Sityodtong holds an MBA from Harvard Business School and a BA from Tufts University.
Pacific Island players considering rugby boycott
Players from the rugby-popular countries of Fiji, Samoa, and Tonga are threatening to boycott the 2019 Rugby World Cup in Japan. The boycott is due in part for a plan creating a 12-team “World League” in 2020, which would leave out the mentioned nations.
The Rugby World Cup is similar to the World Cup of soccer, where nations come together to play in a tournament to determine the best country in its sport and it is held every 4 years. The last tournament for rugby took place in 2015 and involved 20 countries competing over 6 weeks. 2019 will see the tournament held in Japan. Fiji, Samoa, and Tonga have qualified for the World Cup which begins this September.
The island nations have a rich tradition of the sport, which originated in England. Players from island nations play professionally across the world, including Europe and here in the United States. A contingent of Pacific Island Players’ union comprised of 600 members are in discussion on the value of a boycott.
Although not a finality, there is discussion of having the World Rugby league utilize a promotion and regulation policy, similar to that in European soccer where teams are promoted to the league or demoted based on wins and losses.
Daniel Leo, a past member of the Samoan National Rugby team and a member of the players’ union told the BBC, “The days of colonialism are long behind us, but this model that they’re proposing is more reminiscent of those days.” He’s also indicated that this move could “kill” Pacific Island rugby.
Although nothing has been confirmed, the World League will have bigger nations, such as the United States and Japan, competing and exclude smaller nations like Fiji, Samoa, and Tonga. Notably, Fiji is ranked higher in the world rankings than both the United States or Japan. This is one of the many reasons that has drawn the ire of players loyal to their home countries that play the sport. According to Leo, 20 percent of all professional rugby players are from the island nations.
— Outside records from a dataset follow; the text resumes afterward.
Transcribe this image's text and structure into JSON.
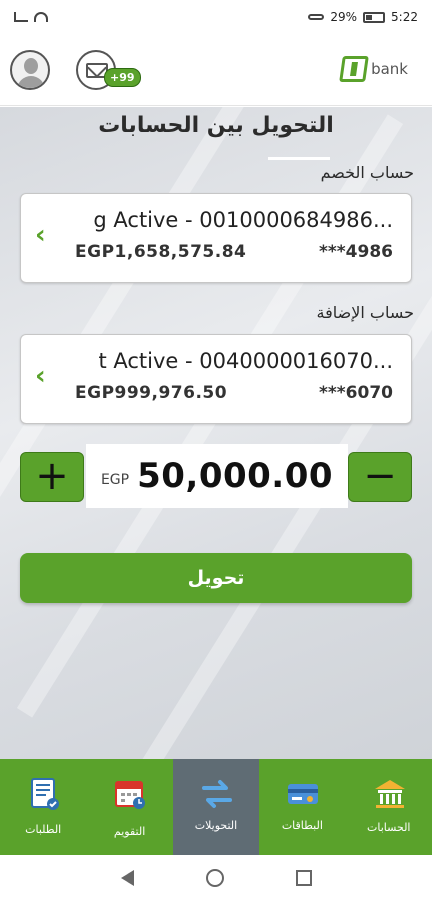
{
  "status_bar": {
    "battery": "29%",
    "time": "5:22"
  },
  "header": {
    "mail_badge": "+99",
    "logo_text": "bank"
  },
  "page": {
    "title": "التحويل بين الحسابات"
  },
  "from_account": {
    "label": "حساب الخصم",
    "name": "g Active - 0010000684986...",
    "balance": "EGP1,658,575.84",
    "masked_number": "***4986"
  },
  "to_account": {
    "label": "حساب الإضافة",
    "name": "t Active - 0040000016070...",
    "balance": "EGP999,976.50",
    "masked_number": "***6070"
  },
  "amount": {
    "currency": "EGP",
    "value": "50,000.00",
    "increment": "+",
    "decrement": "−"
  },
  "transfer_button": {
    "label": "تحويل"
  },
  "bottom_nav": {
    "items": [
      {
        "label": "الطلبات",
        "icon": "requests-icon",
        "active": false
      },
      {
        "label": "التقويم",
        "icon": "calendar-icon",
        "active": false
      },
      {
        "label": "التحويلات",
        "icon": "transfers-icon",
        "active": true
      },
      {
        "label": "البطاقات",
        "icon": "cards-icon",
        "active": false
      },
      {
        "label": "الحسابات",
        "icon": "accounts-icon",
        "active": false
      }
    ]
  },
  "colors": {
    "accent": "#5aa22b",
    "active_nav": "#5f6c74"
  }
}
While we do not hear much about rugby here in the United States, the proposed World League appears to cater to bigger nations that have fans willing to spend money on the sport. While the likes of Fiji, Samoa, Tonga, and other emerging nations might have better teams and players, the bigger nations have the money. The decision has not been made to boycott this year’s World Cup of Rugby, but it would certainly raise awareness of the issue and bad publicity for an emerging World League.
Jason can be reached at firstname.lastname@example.org.